==== DATA FOR THIS EXERCISE
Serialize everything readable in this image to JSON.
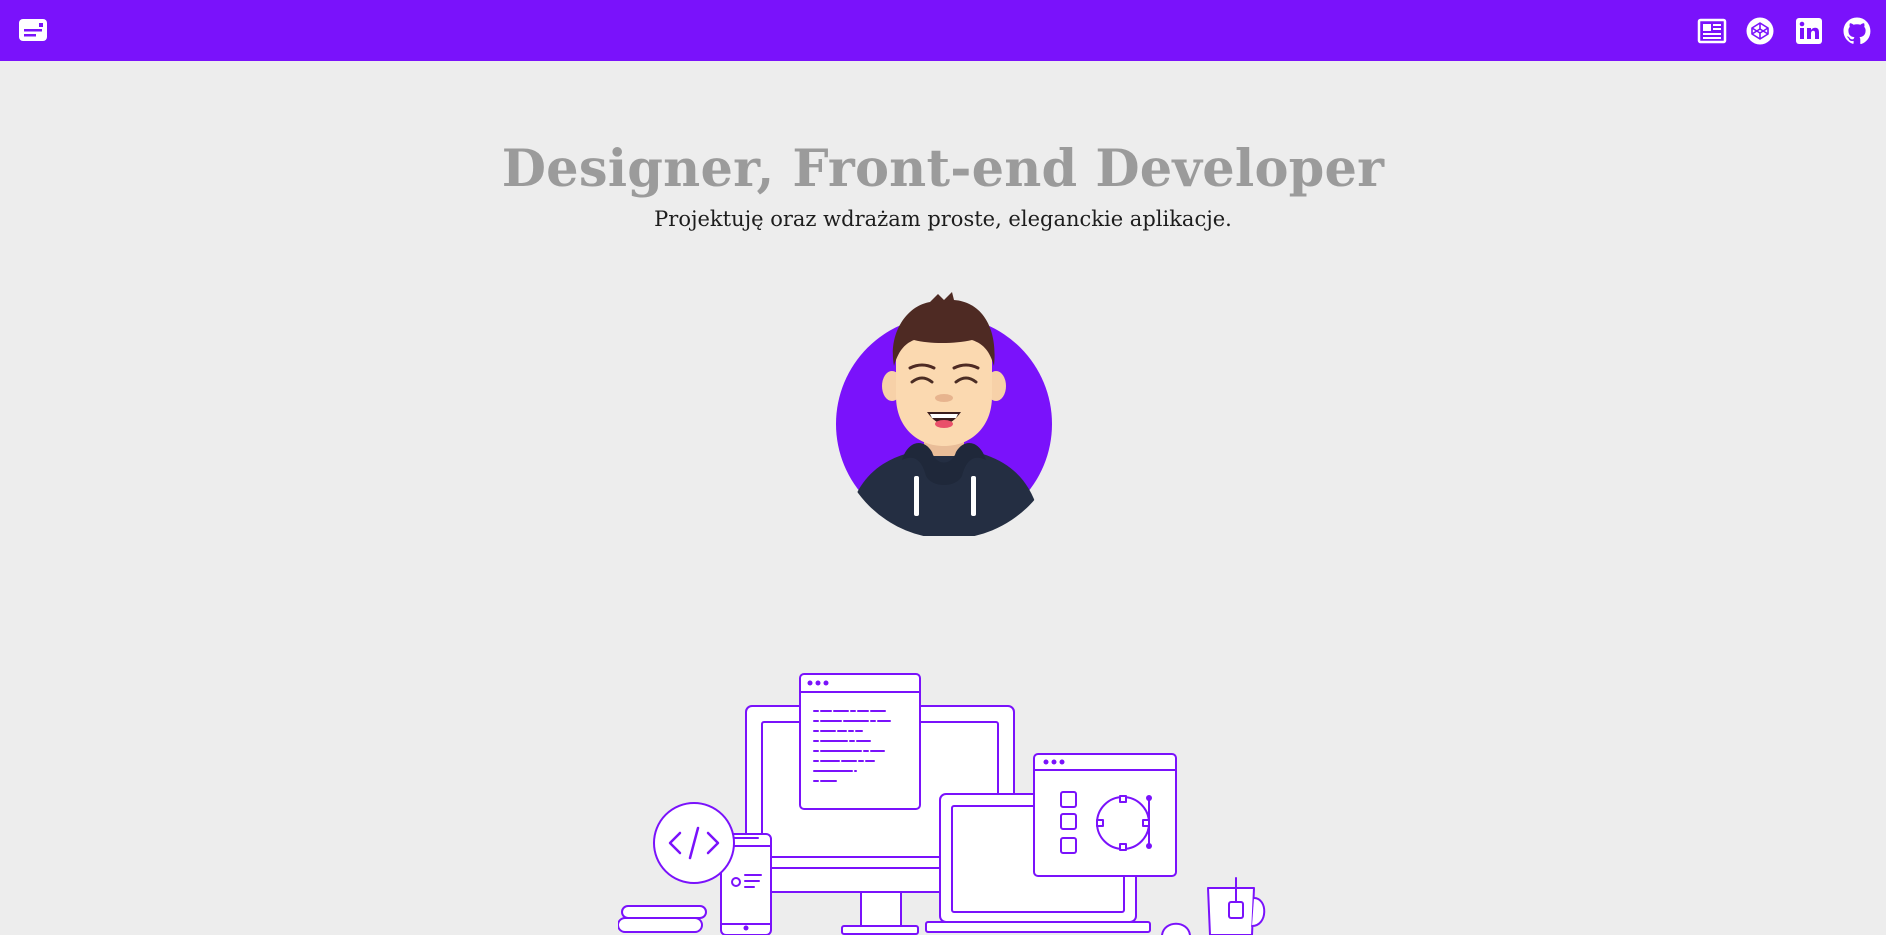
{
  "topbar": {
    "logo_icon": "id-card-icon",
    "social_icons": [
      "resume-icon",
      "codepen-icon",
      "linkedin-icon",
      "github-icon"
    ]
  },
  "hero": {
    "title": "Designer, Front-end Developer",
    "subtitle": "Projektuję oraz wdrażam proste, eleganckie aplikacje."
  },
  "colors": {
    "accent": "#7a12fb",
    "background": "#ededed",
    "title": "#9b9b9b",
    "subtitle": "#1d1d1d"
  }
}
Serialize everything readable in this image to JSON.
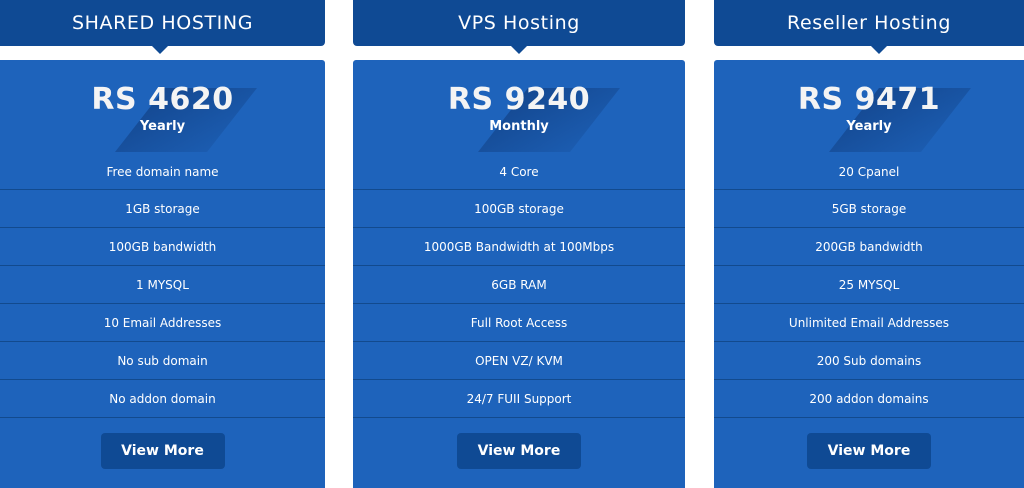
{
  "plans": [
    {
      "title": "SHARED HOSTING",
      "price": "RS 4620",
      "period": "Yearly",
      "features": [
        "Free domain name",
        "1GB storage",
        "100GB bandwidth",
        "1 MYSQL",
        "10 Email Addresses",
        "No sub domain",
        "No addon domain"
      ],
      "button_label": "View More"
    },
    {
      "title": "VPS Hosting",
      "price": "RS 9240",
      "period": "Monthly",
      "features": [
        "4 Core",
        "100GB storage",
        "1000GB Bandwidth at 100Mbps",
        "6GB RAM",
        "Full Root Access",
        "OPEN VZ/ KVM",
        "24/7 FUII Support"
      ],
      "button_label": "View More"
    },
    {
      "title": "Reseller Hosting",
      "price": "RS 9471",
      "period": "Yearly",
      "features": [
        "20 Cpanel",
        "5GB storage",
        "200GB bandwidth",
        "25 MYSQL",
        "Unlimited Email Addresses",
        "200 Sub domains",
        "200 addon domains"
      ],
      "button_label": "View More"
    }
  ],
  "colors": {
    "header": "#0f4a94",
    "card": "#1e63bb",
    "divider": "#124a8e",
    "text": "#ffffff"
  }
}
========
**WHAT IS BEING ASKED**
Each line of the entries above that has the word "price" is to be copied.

**ANSWER SECTION**
      "price": "RS 4620",
      "price": "RS 9240",
      "price": "RS 9471",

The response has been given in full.